*** Opening Provided information ***

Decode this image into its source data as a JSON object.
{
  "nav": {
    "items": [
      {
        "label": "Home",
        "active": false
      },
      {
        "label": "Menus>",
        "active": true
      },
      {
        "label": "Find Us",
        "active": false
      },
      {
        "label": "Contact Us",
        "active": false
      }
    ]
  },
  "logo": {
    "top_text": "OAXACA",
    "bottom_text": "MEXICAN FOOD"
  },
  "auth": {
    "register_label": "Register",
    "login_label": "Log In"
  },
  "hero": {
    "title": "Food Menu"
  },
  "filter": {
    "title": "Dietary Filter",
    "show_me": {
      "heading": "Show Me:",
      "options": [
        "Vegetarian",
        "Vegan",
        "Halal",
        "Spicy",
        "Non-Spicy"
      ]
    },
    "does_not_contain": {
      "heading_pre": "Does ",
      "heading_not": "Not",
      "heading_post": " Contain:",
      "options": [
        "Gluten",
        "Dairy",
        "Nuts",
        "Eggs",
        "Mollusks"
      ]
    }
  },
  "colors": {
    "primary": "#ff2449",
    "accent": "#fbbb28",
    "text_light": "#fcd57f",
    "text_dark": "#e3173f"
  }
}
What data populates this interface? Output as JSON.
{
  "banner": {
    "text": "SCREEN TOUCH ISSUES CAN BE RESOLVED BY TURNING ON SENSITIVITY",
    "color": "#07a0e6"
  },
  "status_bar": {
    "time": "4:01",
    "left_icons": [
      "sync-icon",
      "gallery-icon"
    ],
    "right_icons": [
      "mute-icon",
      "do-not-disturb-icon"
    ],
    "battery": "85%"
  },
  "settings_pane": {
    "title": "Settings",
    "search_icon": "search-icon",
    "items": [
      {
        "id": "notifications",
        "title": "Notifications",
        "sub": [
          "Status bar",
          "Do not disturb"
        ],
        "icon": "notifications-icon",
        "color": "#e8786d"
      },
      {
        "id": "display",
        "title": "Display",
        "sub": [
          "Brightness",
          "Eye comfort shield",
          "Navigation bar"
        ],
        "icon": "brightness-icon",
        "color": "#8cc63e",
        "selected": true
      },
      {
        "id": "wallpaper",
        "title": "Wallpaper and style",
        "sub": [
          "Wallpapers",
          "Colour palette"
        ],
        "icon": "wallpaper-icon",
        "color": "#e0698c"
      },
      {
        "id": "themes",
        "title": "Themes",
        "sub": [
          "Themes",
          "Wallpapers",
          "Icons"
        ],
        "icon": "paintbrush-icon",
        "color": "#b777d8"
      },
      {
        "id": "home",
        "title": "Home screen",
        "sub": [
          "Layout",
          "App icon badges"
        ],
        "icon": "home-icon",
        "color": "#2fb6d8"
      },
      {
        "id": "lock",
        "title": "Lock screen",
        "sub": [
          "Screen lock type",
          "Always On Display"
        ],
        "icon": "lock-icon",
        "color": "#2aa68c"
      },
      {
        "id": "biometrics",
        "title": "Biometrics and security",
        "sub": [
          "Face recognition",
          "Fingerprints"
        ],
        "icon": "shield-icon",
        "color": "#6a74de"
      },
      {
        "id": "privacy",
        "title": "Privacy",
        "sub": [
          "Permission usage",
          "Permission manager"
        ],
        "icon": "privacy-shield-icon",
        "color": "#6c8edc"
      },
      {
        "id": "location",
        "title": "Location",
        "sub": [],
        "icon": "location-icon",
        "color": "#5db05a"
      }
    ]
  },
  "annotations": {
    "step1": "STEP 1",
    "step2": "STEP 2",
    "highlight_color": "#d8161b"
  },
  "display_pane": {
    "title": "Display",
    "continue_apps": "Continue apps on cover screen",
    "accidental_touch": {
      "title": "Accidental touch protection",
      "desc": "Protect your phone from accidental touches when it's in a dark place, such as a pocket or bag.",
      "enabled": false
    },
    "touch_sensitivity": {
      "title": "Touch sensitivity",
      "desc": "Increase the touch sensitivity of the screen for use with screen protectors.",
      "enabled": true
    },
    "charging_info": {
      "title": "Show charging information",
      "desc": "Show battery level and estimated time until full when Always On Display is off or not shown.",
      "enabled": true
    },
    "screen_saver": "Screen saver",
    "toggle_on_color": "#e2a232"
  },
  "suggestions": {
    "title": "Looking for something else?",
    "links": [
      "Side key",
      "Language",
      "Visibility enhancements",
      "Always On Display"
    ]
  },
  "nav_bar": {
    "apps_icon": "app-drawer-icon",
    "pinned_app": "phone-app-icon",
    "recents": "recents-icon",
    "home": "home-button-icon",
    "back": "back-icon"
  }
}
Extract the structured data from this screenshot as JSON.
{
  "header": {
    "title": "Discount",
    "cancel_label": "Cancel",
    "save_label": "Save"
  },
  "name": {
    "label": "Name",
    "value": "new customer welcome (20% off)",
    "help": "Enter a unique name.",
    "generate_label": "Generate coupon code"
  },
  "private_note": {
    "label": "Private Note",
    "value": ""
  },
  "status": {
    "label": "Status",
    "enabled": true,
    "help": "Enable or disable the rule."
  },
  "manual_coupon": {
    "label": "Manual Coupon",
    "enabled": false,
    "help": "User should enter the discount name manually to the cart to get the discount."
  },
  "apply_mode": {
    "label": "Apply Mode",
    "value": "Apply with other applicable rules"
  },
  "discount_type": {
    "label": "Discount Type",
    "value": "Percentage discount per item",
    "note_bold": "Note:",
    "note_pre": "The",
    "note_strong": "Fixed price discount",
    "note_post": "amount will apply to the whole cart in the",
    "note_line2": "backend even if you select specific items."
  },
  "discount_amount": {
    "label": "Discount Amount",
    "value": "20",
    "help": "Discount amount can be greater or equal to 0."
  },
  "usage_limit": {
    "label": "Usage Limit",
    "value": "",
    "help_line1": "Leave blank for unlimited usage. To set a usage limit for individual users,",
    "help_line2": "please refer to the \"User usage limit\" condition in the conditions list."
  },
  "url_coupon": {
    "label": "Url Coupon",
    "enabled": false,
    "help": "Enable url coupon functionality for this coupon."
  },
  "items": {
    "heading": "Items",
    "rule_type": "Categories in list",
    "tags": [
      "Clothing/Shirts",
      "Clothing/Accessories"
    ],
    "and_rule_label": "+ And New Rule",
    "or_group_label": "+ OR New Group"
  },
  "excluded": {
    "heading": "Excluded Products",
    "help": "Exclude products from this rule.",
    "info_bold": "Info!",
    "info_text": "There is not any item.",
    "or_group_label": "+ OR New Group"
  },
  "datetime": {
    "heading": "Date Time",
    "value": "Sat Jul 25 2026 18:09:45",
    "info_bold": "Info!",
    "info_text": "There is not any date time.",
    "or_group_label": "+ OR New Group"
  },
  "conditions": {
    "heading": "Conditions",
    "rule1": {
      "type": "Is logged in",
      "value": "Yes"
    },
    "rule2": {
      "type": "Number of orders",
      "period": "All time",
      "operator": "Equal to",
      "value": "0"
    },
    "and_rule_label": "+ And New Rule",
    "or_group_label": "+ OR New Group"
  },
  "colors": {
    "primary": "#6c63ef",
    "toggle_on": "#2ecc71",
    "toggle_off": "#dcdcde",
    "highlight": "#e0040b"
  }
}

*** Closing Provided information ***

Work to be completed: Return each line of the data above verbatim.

Answer section:
Decode this image into its source data as a JSON object.
{
  "nav": {
    "items": [
      {
        "label": "Home",
        "active": false
      },
      {
        "label": "Menus>",
        "active": true
      },
      {
        "label": "Find Us",
        "active": false
      },
      {
        "label": "Contact Us",
        "active": false
      }
    ]
  },
  "logo": {
    "top_text": "OAXACA",
    "bottom_text": "MEXICAN FOOD"
  },
  "auth": {
    "register_label": "Register",
    "login_label": "Log In"
  },
  "hero": {
    "title": "Food Menu"
  },
  "filter": {
    "title": "Dietary Filter",
    "show_me": {
      "heading": "Show Me:",
      "options": [
        "Vegetarian",
        "Vegan",
        "Halal",
        "Spicy",
        "Non-Spicy"
      ]
    },
    "does_not_contain": {
      "heading_pre": "Does ",
      "heading_not": "Not",
      "heading_post": " Contain:",
      "options": [
        "Gluten",
        "Dairy",
        "Nuts",
        "Eggs",
        "Mollusks"
      ]
    }
  },
  "colors": {
    "primary": "#ff2449",
    "accent": "#fbbb28",
    "text_light": "#fcd57f",
    "text_dark": "#e3173f"
  }
}
What data populates this interface? Output as JSON.
{
  "banner": {
    "text": "SCREEN TOUCH ISSUES CAN BE RESOLVED BY TURNING ON SENSITIVITY",
    "color": "#07a0e6"
  },
  "status_bar": {
    "time": "4:01",
    "left_icons": [
      "sync-icon",
      "gallery-icon"
    ],
    "right_icons": [
      "mute-icon",
      "do-not-disturb-icon"
    ],
    "battery": "85%"
  },
  "settings_pane": {
    "title": "Settings",
    "search_icon": "search-icon",
    "items": [
      {
        "id": "notifications",
        "title": "Notifications",
        "sub": [
          "Status bar",
          "Do not disturb"
        ],
        "icon": "notifications-icon",
        "color": "#e8786d"
      },
      {
        "id": "display",
        "title": "Display",
        "sub": [
          "Brightness",
          "Eye comfort shield",
          "Navigation bar"
        ],
        "icon": "brightness-icon",
        "color": "#8cc63e",
        "selected": true
      },
      {
        "id": "wallpaper",
        "title": "Wallpaper and style",
        "sub": [
          "Wallpapers",
          "Colour palette"
        ],
        "icon": "wallpaper-icon",
        "color": "#e0698c"
      },
      {
        "id": "themes",
        "title": "Themes",
        "sub": [
          "Themes",
          "Wallpapers",
          "Icons"
        ],
        "icon": "paintbrush-icon",
        "color": "#b777d8"
      },
      {
        "id": "home",
        "title": "Home screen",
        "sub": [
          "Layout",
          "App icon badges"
        ],
        "icon": "home-icon",
        "color": "#2fb6d8"
      },
      {
        "id": "lock",
        "title": "Lock screen",
        "sub": [
          "Screen lock type",
          "Always On Display"
        ],
        "icon": "lock-icon",
        "color": "#2aa68c"
      },
      {
        "id": "biometrics",
        "title": "Biometrics and security",
        "sub": [
          "Face recognition",
          "Fingerprints"
        ],
        "icon": "shield-icon",
        "color": "#6a74de"
      },
      {
        "id": "privacy",
        "title": "Privacy",
        "sub": [
          "Permission usage",
          "Permission manager"
        ],
        "icon": "privacy-shield-icon",
        "color": "#6c8edc"
      },
      {
        "id": "location",
        "title": "Location",
        "sub": [],
        "icon": "location-icon",
        "color": "#5db05a"
      }
    ]
  },
  "annotations": {
    "step1": "STEP 1",
    "step2": "STEP 2",
    "highlight_color": "#d8161b"
  },
  "display_pane": {
    "title": "Display",
    "continue_apps": "Continue apps on cover screen",
    "accidental_touch": {
      "title": "Accidental touch protection",
      "desc": "Protect your phone from accidental touches when it's in a dark place, such as a pocket or bag.",
      "enabled": false
    },
    "touch_sensitivity": {
      "title": "Touch sensitivity",
      "desc": "Increase the touch sensitivity of the screen for use with screen protectors.",
      "enabled": true
    },
    "charging_info": {
      "title": "Show charging information",
      "desc": "Show battery level and estimated time until full when Always On Display is off or not shown.",
      "enabled": true
    },
    "screen_saver": "Screen saver",
    "toggle_on_color": "#e2a232"
  },
  "suggestions": {
    "title": "Looking for something else?",
    "links": [
      "Side key",
      "Language",
      "Visibility enhancements",
      "Always On Display"
    ]
  },
  "nav_bar": {
    "apps_icon": "app-drawer-icon",
    "pinned_app": "phone-app-icon",
    "recents": "recents-icon",
    "home": "home-button-icon",
    "back": "back-icon"
  }
}
Extract the structured data from this screenshot as JSON.
{
  "header": {
    "title": "Discount",
    "cancel_label": "Cancel",
    "save_label": "Save"
  },
  "name": {
    "label": "Name",
    "value": "new customer welcome (20% off)",
    "help": "Enter a unique name.",
    "generate_label": "Generate coupon code"
  },
  "private_note": {
    "label": "Private Note",
    "value": ""
  },
  "status": {
    "label": "Status",
    "enabled": true,
    "help": "Enable or disable the rule."
  },
  "manual_coupon": {
    "label": "Manual Coupon",
    "enabled": false,
    "help": "User should enter the discount name manually to the cart to get the discount."
  },
  "apply_mode": {
    "label": "Apply Mode",
    "value": "Apply with other applicable rules"
  },
  "discount_type": {
    "label": "Discount Type",
    "value": "Percentage discount per item",
    "note_bold": "Note:",
    "note_pre": "The",
    "note_strong": "Fixed price discount",
    "note_post": "amount will apply to the whole cart in the",
    "note_line2": "backend even if you select specific items."
  },
  "discount_amount": {
    "label": "Discount Amount",
    "value": "20",
    "help": "Discount amount can be greater or equal to 0."
  },
  "usage_limit": {
    "label": "Usage Limit",
    "value": "",
    "help_line1": "Leave blank for unlimited usage. To set a usage limit for individual users,",
    "help_line2": "please refer to the \"User usage limit\" condition in the conditions list."
  },
  "url_coupon": {
    "label": "Url Coupon",
    "enabled": false,
    "help": "Enable url coupon functionality for this coupon."
  },
  "items": {
    "heading": "Items",
    "rule_type": "Categories in list",
    "tags": [
      "Clothing/Shirts",
      "Clothing/Accessories"
    ],
    "and_rule_label": "+ And New Rule",
    "or_group_label": "+ OR New Group"
  },
  "excluded": {
    "heading": "Excluded Products",
    "help": "Exclude products from this rule.",
    "info_bold": "Info!",
    "info_text": "There is not any item.",
    "or_group_label": "+ OR New Group"
  },
  "datetime": {
    "heading": "Date Time",
    "value": "Sat Jul 25 2026 18:09:45",
    "info_bold": "Info!",
    "info_text": "There is not any date time.",
    "or_group_label": "+ OR New Group"
  },
  "conditions": {
    "heading": "Conditions",
    "rule1": {
      "type": "Is logged in",
      "value": "Yes"
    },
    "rule2": {
      "type": "Number of orders",
      "period": "All time",
      "operator": "Equal to",
      "value": "0"
    },
    "and_rule_label": "+ And New Rule",
    "or_group_label": "+ OR New Group"
  },
  "colors": {
    "primary": "#6c63ef",
    "toggle_on": "#2ecc71",
    "toggle_off": "#dcdcde",
    "highlight": "#e0040b"
  }
}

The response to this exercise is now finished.